## WHAT YOU SHOULD DO:
Using the data below, copy each line that includes the word "tickets".

(Page and application data records)
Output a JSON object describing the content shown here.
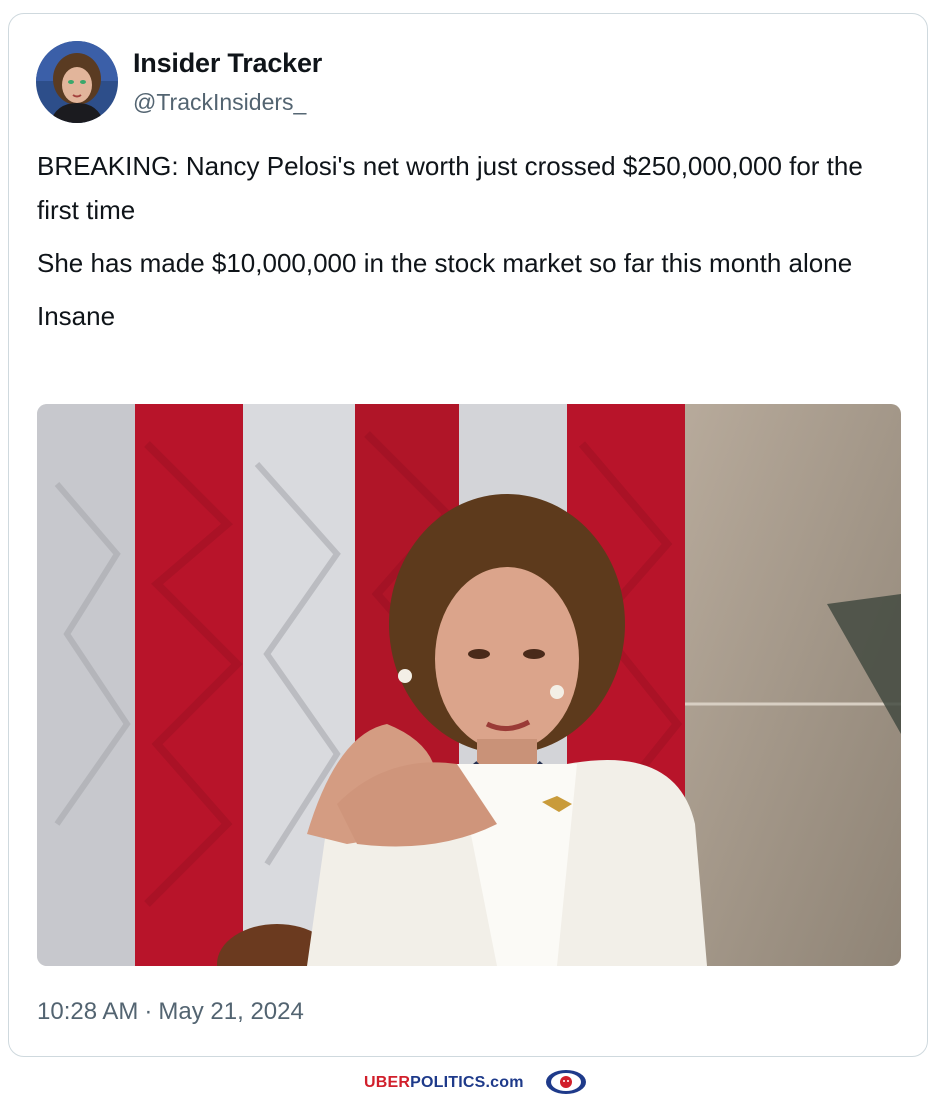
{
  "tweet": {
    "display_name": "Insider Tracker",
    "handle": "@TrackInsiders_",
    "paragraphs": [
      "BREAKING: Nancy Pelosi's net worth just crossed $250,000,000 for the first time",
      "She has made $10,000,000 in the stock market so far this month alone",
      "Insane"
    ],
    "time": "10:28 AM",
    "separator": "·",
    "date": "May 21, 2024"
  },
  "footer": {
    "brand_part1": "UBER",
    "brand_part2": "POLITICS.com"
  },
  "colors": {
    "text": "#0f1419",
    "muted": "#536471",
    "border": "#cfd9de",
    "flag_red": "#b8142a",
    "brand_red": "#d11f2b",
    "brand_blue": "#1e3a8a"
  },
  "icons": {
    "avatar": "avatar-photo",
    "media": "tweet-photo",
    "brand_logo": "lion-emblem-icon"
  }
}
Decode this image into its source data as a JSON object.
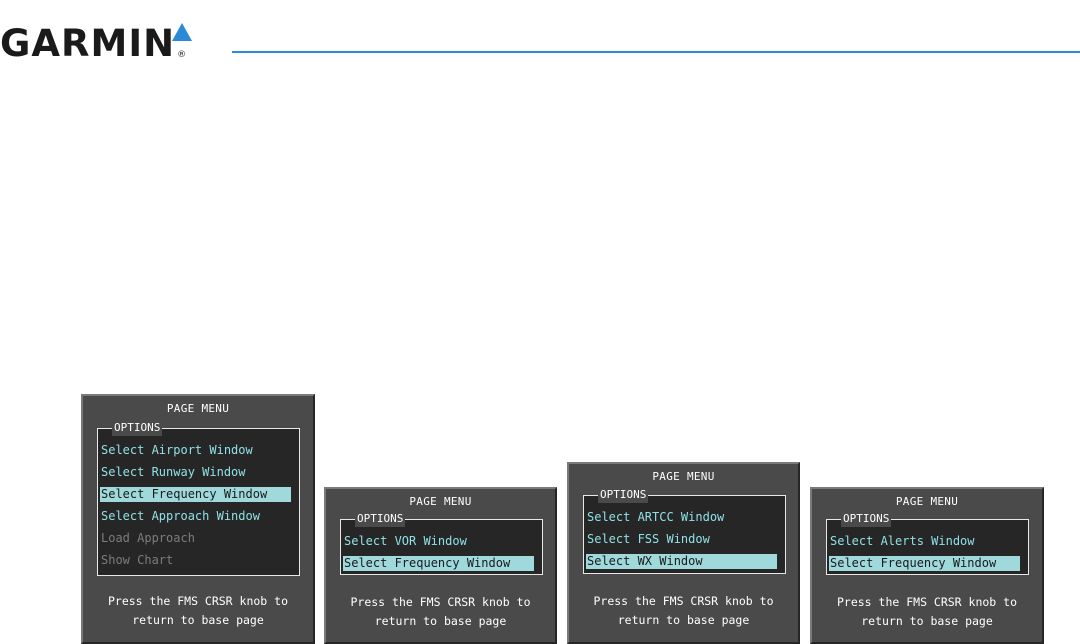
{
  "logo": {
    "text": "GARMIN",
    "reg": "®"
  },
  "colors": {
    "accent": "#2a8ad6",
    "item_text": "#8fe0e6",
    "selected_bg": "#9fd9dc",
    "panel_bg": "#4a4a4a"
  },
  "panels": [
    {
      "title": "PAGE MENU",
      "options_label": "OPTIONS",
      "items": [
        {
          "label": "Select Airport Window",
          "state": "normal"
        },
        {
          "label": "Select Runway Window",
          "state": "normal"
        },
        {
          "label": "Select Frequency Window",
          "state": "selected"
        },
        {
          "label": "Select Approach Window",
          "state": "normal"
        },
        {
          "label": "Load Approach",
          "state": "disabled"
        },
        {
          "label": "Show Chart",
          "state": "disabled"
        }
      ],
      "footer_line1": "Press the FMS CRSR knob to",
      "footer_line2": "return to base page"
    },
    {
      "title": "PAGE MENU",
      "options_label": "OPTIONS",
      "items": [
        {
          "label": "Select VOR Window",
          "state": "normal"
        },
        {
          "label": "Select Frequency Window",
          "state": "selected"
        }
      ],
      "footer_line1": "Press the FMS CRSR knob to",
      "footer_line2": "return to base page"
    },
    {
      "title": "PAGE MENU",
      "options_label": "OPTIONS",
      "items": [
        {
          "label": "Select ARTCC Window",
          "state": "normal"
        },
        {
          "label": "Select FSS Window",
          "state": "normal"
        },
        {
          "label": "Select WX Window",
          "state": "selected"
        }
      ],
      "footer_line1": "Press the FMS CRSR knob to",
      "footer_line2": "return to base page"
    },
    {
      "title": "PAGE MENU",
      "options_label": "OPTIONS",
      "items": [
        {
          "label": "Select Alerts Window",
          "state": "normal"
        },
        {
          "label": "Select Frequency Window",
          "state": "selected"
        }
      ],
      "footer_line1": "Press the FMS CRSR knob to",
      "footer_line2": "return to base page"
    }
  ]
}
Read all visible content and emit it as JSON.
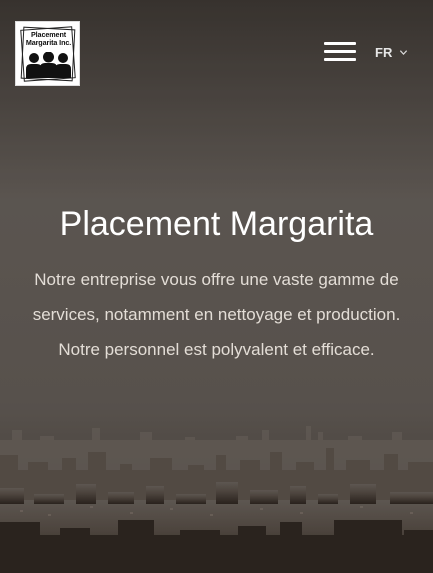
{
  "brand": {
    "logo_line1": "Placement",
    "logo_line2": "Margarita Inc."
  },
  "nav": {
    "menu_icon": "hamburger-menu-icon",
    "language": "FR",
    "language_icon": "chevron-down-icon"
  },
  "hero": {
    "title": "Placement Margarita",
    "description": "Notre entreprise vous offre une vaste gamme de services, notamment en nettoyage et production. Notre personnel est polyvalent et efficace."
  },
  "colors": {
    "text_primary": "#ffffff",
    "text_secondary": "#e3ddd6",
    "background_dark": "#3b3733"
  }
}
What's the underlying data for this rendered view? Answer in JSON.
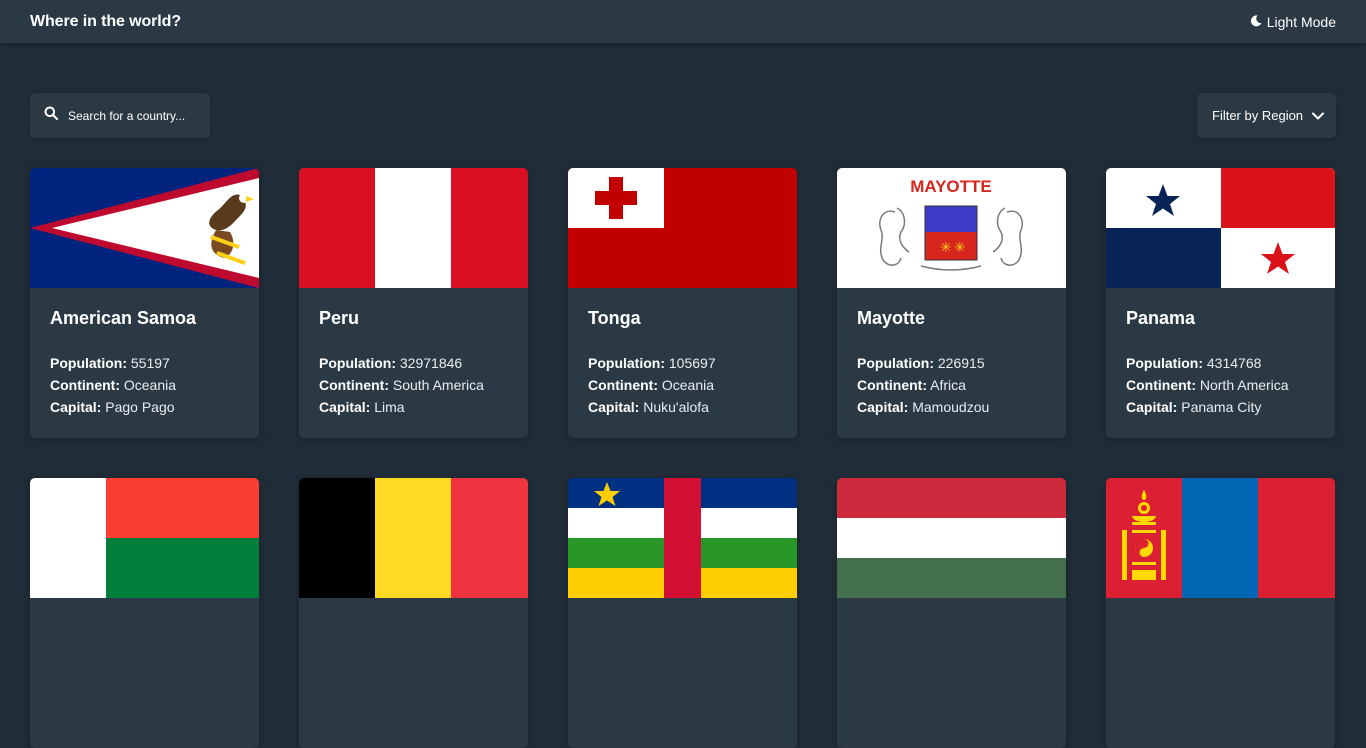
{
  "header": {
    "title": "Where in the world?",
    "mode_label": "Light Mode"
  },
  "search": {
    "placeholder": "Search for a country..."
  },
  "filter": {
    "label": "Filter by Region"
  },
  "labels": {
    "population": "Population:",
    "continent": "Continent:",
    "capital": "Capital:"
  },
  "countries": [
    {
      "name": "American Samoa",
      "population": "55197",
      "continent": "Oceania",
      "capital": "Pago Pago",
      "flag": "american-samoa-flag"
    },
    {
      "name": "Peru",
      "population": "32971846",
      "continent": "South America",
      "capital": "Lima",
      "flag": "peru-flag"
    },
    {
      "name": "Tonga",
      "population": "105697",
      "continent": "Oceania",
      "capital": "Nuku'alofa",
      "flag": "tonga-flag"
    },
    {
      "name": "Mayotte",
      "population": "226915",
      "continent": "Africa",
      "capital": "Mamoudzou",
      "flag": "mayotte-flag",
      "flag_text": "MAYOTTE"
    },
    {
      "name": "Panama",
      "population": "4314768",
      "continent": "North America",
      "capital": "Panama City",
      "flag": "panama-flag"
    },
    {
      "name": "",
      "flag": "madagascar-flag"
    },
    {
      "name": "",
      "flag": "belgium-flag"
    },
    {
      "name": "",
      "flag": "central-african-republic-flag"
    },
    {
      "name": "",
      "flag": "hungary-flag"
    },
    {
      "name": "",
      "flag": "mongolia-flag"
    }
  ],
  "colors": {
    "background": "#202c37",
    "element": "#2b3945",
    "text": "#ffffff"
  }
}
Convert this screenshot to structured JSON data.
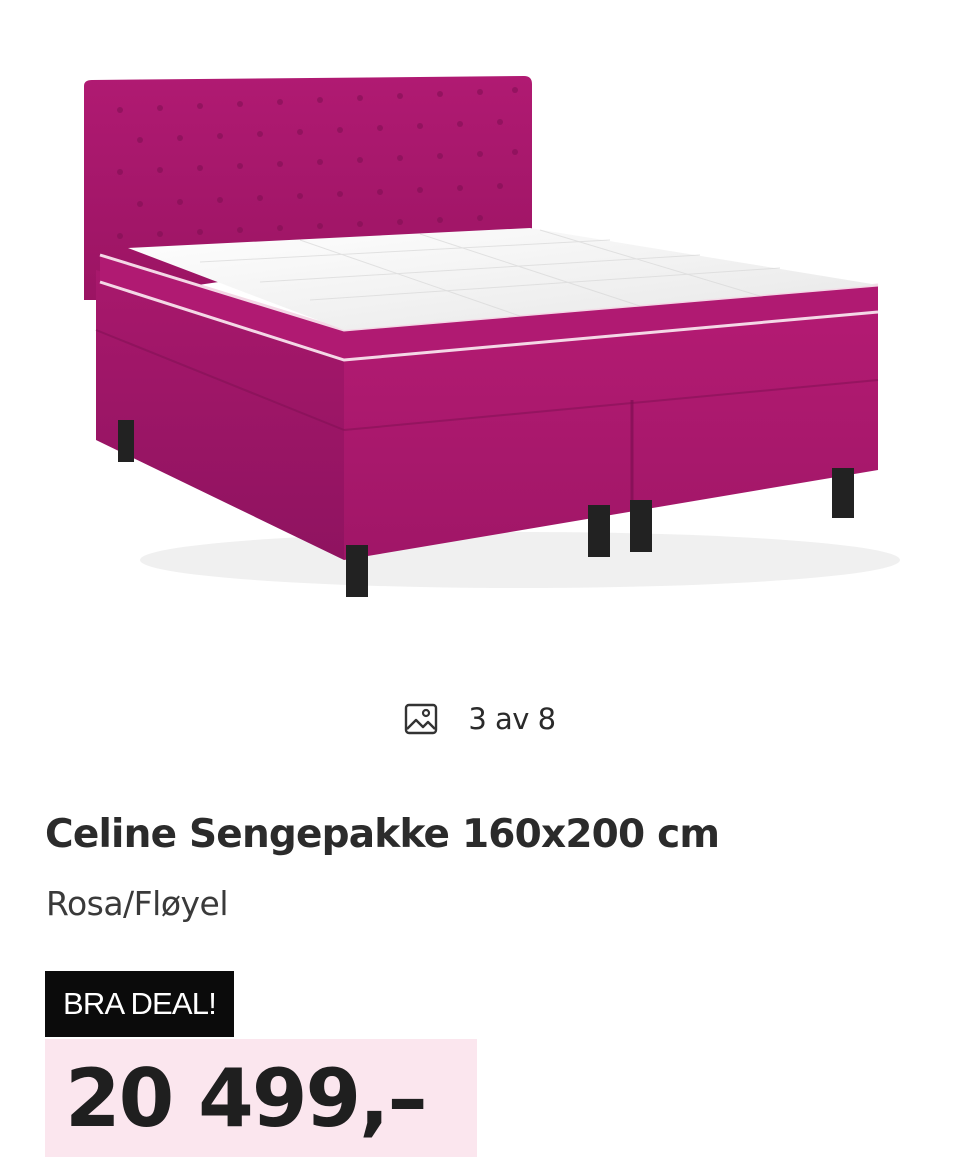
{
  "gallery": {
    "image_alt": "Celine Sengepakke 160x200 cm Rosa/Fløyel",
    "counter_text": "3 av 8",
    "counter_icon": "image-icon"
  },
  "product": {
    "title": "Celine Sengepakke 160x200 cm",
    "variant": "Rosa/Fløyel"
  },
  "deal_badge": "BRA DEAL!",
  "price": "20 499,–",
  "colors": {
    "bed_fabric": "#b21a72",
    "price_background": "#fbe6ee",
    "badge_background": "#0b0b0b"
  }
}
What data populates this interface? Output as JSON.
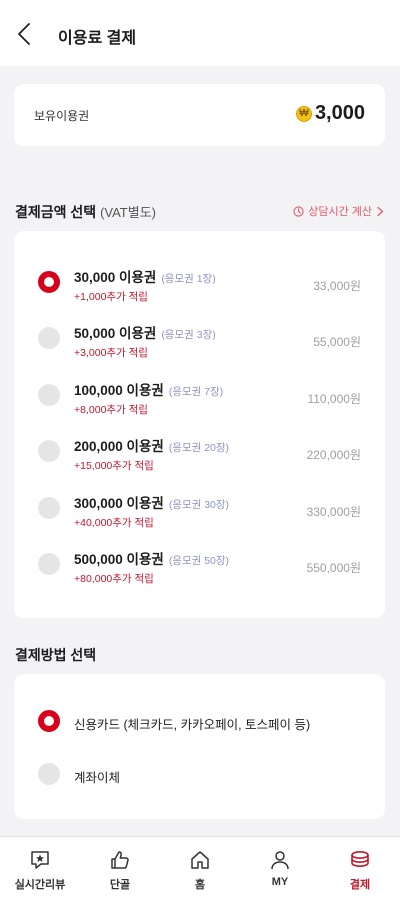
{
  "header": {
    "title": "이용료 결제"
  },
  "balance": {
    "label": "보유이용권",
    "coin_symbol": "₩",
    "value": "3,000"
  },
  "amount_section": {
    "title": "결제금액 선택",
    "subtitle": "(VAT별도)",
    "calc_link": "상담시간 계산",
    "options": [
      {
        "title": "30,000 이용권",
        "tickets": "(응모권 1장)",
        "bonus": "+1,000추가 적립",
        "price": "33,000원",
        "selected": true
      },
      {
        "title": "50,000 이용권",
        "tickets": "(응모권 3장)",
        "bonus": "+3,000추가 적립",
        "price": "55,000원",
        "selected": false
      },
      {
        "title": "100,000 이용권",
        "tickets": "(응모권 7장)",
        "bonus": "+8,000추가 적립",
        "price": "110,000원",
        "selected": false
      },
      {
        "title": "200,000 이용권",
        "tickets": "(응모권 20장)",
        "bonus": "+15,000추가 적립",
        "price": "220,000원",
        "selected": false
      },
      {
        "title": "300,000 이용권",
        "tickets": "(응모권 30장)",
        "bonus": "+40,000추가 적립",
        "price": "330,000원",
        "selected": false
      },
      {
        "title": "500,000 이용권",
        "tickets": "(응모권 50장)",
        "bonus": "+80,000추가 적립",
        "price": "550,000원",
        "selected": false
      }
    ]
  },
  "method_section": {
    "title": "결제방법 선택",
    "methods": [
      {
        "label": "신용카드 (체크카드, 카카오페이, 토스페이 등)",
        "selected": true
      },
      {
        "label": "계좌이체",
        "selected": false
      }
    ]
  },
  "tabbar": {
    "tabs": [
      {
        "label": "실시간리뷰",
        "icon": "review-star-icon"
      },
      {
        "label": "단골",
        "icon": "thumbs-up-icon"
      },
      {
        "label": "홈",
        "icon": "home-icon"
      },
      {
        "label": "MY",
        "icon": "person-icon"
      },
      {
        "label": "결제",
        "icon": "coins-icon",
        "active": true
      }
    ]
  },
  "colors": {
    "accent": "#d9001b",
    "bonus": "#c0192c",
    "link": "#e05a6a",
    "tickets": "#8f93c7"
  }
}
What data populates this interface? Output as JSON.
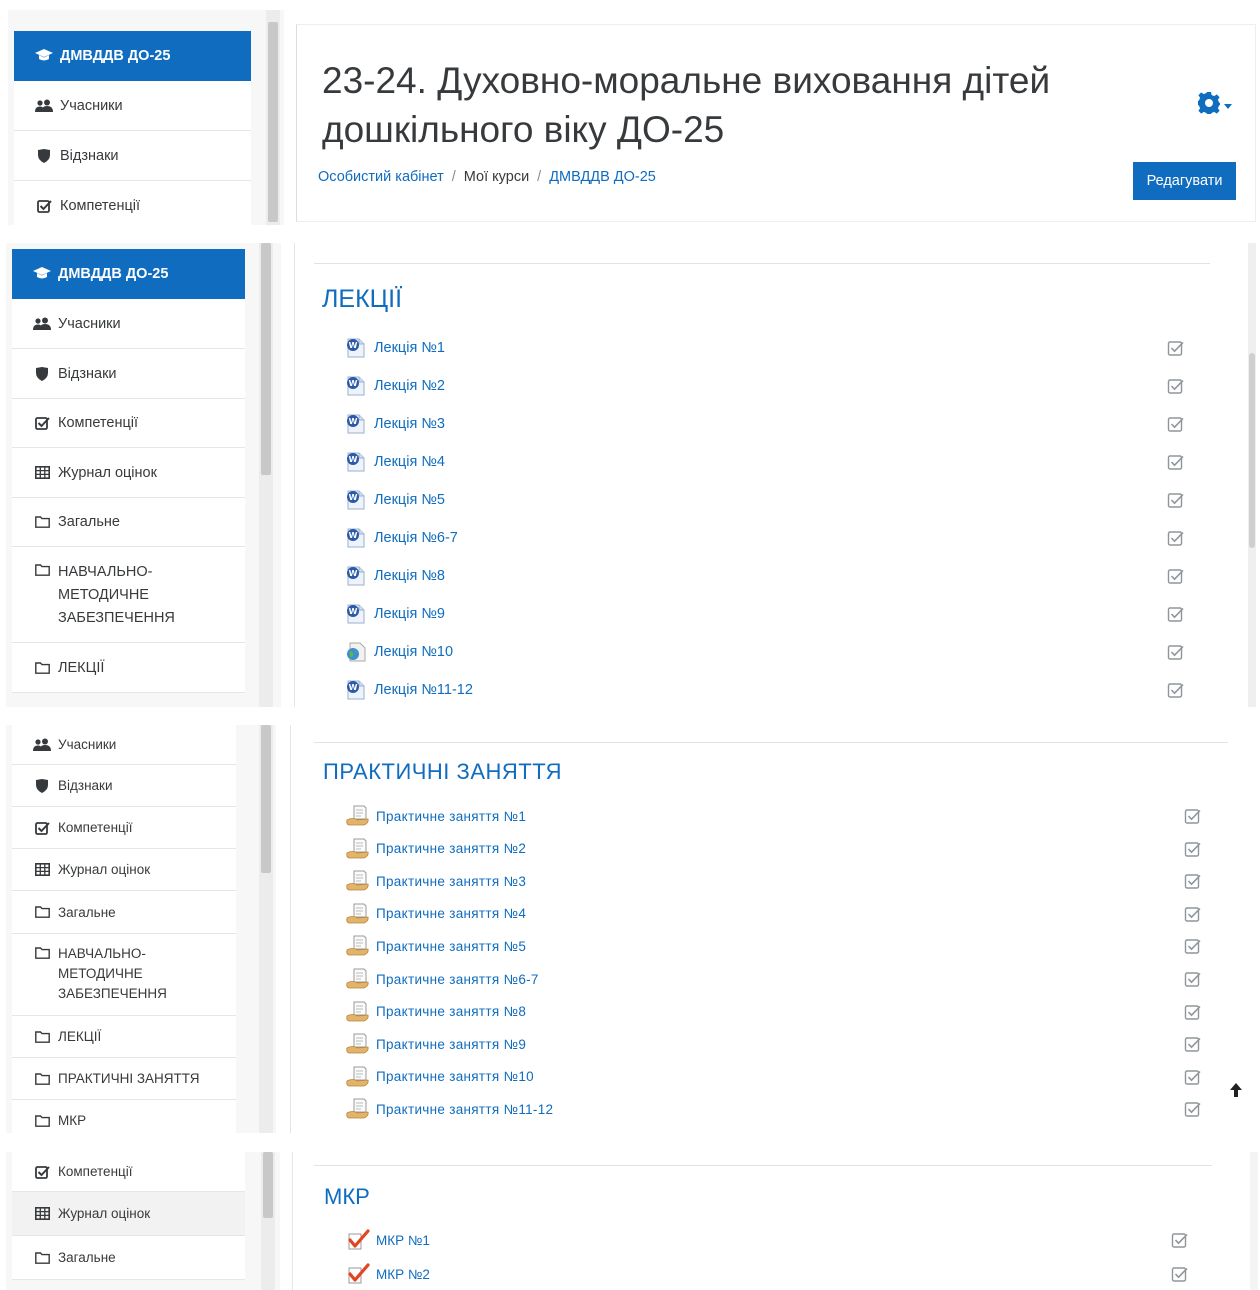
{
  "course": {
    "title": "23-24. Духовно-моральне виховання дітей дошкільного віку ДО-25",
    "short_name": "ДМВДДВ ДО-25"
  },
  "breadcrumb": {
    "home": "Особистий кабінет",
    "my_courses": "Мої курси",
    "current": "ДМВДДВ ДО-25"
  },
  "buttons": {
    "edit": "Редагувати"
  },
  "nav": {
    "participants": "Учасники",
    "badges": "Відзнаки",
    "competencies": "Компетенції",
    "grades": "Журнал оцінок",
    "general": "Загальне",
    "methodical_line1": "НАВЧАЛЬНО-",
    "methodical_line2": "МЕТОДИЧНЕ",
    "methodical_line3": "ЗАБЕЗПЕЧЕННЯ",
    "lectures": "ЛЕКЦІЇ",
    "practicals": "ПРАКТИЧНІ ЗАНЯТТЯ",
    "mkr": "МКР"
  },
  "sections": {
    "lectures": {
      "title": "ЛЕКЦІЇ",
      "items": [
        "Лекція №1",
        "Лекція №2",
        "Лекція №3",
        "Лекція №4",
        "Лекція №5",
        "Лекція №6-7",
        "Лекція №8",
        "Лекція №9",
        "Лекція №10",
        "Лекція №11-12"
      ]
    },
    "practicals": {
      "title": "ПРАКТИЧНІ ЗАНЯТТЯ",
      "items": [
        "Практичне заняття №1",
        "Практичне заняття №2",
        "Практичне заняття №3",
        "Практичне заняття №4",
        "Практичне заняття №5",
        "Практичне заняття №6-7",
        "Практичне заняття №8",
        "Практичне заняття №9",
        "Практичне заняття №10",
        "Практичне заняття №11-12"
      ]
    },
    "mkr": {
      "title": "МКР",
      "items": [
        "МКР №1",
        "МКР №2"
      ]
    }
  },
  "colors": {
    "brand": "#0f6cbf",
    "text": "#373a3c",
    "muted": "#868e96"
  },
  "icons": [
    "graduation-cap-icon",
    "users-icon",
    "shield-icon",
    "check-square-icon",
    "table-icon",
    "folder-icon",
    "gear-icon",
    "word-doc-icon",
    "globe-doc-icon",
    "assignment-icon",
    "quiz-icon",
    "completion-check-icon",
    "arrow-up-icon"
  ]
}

## RESPONSE:
        "tickets": "(응모권 1장)",
        "tickets": "(응모권 3장)",
        "tickets": "(응모권 7장)",
        "tickets": "(응모권 20장)",
        "tickets": "(응모권 30장)",
        "tickets": "(응모권 50장)",
    "tickets": "#8f93c7"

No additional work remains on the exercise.